=== Work instruction ===
Repeat every line of the material below exactly.

=== Provided data ===
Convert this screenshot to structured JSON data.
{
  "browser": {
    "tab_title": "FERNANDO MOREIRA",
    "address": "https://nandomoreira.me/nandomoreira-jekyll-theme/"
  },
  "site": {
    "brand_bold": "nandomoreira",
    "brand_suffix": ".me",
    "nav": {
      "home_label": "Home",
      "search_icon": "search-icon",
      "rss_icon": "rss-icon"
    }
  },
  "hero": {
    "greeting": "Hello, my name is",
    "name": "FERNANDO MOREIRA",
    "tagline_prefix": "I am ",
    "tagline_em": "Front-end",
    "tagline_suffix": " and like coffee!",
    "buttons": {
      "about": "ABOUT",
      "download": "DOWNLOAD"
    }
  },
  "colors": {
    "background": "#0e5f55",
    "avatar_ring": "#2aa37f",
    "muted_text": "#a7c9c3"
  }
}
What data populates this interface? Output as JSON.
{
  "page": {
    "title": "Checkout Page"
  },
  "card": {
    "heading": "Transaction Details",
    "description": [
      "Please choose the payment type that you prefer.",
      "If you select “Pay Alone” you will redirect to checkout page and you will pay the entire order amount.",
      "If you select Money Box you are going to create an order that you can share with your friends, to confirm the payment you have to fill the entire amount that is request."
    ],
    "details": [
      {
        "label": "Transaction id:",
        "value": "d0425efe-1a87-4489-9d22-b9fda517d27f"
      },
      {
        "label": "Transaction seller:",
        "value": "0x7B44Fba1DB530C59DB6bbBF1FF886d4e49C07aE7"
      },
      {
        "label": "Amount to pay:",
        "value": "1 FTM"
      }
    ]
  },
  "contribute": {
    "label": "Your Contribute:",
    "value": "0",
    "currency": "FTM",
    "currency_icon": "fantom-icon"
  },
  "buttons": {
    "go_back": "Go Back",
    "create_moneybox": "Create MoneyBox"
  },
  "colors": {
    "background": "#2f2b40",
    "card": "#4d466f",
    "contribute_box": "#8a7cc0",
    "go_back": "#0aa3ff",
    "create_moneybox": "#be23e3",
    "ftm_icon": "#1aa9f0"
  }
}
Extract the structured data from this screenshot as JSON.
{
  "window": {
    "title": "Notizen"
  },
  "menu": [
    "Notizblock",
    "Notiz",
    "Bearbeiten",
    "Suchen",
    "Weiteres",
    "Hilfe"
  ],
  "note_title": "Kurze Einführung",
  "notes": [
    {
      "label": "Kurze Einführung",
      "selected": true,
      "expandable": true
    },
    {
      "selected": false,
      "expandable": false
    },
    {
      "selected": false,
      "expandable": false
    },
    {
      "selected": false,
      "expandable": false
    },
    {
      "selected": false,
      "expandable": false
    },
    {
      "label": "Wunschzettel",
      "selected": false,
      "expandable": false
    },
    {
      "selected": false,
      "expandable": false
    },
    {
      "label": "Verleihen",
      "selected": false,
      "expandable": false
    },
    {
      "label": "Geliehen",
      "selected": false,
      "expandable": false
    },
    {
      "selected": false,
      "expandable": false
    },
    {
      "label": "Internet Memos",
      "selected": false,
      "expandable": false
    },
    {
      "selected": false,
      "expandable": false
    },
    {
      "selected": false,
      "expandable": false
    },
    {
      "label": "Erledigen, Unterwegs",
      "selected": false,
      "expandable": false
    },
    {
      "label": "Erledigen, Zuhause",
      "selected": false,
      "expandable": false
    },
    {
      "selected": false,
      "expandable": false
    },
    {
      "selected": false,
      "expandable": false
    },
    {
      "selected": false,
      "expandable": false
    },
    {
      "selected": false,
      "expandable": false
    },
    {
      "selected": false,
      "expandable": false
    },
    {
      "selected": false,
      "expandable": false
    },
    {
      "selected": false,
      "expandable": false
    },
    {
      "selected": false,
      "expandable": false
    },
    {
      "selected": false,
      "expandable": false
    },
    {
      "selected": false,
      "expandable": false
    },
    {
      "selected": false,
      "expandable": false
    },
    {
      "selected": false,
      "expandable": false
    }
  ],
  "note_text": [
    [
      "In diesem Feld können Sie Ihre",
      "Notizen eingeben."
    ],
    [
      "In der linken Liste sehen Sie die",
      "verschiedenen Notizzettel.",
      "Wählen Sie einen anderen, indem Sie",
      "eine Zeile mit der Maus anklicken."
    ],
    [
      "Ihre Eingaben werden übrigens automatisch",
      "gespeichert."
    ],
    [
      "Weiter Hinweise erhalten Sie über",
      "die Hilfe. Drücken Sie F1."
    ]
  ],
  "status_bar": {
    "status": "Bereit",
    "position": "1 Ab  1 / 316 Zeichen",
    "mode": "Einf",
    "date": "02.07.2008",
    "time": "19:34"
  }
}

=== Your solution ===
Convert this screenshot to structured JSON data.
{
  "browser": {
    "tab_title": "FERNANDO MOREIRA",
    "address": "https://nandomoreira.me/nandomoreira-jekyll-theme/"
  },
  "site": {
    "brand_bold": "nandomoreira",
    "brand_suffix": ".me",
    "nav": {
      "home_label": "Home",
      "search_icon": "search-icon",
      "rss_icon": "rss-icon"
    }
  },
  "hero": {
    "greeting": "Hello, my name is",
    "name": "FERNANDO MOREIRA",
    "tagline_prefix": "I am ",
    "tagline_em": "Front-end",
    "tagline_suffix": " and like coffee!",
    "buttons": {
      "about": "ABOUT",
      "download": "DOWNLOAD"
    }
  },
  "colors": {
    "background": "#0e5f55",
    "avatar_ring": "#2aa37f",
    "muted_text": "#a7c9c3"
  }
}
What data populates this interface? Output as JSON.
{
  "page": {
    "title": "Checkout Page"
  },
  "card": {
    "heading": "Transaction Details",
    "description": [
      "Please choose the payment type that you prefer.",
      "If you select “Pay Alone” you will redirect to checkout page and you will pay the entire order amount.",
      "If you select Money Box you are going to create an order that you can share with your friends, to confirm the payment you have to fill the entire amount that is request."
    ],
    "details": [
      {
        "label": "Transaction id:",
        "value": "d0425efe-1a87-4489-9d22-b9fda517d27f"
      },
      {
        "label": "Transaction seller:",
        "value": "0x7B44Fba1DB530C59DB6bbBF1FF886d4e49C07aE7"
      },
      {
        "label": "Amount to pay:",
        "value": "1 FTM"
      }
    ]
  },
  "contribute": {
    "label": "Your Contribute:",
    "value": "0",
    "currency": "FTM",
    "currency_icon": "fantom-icon"
  },
  "buttons": {
    "go_back": "Go Back",
    "create_moneybox": "Create MoneyBox"
  },
  "colors": {
    "background": "#2f2b40",
    "card": "#4d466f",
    "contribute_box": "#8a7cc0",
    "go_back": "#0aa3ff",
    "create_moneybox": "#be23e3",
    "ftm_icon": "#1aa9f0"
  }
}
Extract the structured data from this screenshot as JSON.
{
  "window": {
    "title": "Notizen"
  },
  "menu": [
    "Notizblock",
    "Notiz",
    "Bearbeiten",
    "Suchen",
    "Weiteres",
    "Hilfe"
  ],
  "note_title": "Kurze Einführung",
  "notes": [
    {
      "label": "Kurze Einführung",
      "selected": true,
      "expandable": true
    },
    {
      "selected": false,
      "expandable": false
    },
    {
      "selected": false,
      "expandable": false
    },
    {
      "selected": false,
      "expandable": false
    },
    {
      "selected": false,
      "expandable": false
    },
    {
      "label": "Wunschzettel",
      "selected": false,
      "expandable": false
    },
    {
      "selected": false,
      "expandable": false
    },
    {
      "label": "Verleihen",
      "selected": false,
      "expandable": false
    },
    {
      "label": "Geliehen",
      "selected": false,
      "expandable": false
    },
    {
      "selected": false,
      "expandable": false
    },
    {
      "label": "Internet Memos",
      "selected": false,
      "expandable": false
    },
    {
      "selected": false,
      "expandable": false
    },
    {
      "selected": false,
      "expandable": false
    },
    {
      "label": "Erledigen, Unterwegs",
      "selected": false,
      "expandable": false
    },
    {
      "label": "Erledigen, Zuhause",
      "selected": false,
      "expandable": false
    },
    {
      "selected": false,
      "expandable": false
    },
    {
      "selected": false,
      "expandable": false
    },
    {
      "selected": false,
      "expandable": false
    },
    {
      "selected": false,
      "expandable": false
    },
    {
      "selected": false,
      "expandable": false
    },
    {
      "selected": false,
      "expandable": false
    },
    {
      "selected": false,
      "expandable": false
    },
    {
      "selected": false,
      "expandable": false
    },
    {
      "selected": false,
      "expandable": false
    },
    {
      "selected": false,
      "expandable": false
    },
    {
      "selected": false,
      "expandable": false
    },
    {
      "selected": false,
      "expandable": false
    }
  ],
  "note_text": [
    [
      "In diesem Feld können Sie Ihre",
      "Notizen eingeben."
    ],
    [
      "In der linken Liste sehen Sie die",
      "verschiedenen Notizzettel.",
      "Wählen Sie einen anderen, indem Sie",
      "eine Zeile mit der Maus anklicken."
    ],
    [
      "Ihre Eingaben werden übrigens automatisch",
      "gespeichert."
    ],
    [
      "Weiter Hinweise erhalten Sie über",
      "die Hilfe. Drücken Sie F1."
    ]
  ],
  "status_bar": {
    "status": "Bereit",
    "position": "1 Ab  1 / 316 Zeichen",
    "mode": "Einf",
    "date": "02.07.2008",
    "time": "19:34"
  }
}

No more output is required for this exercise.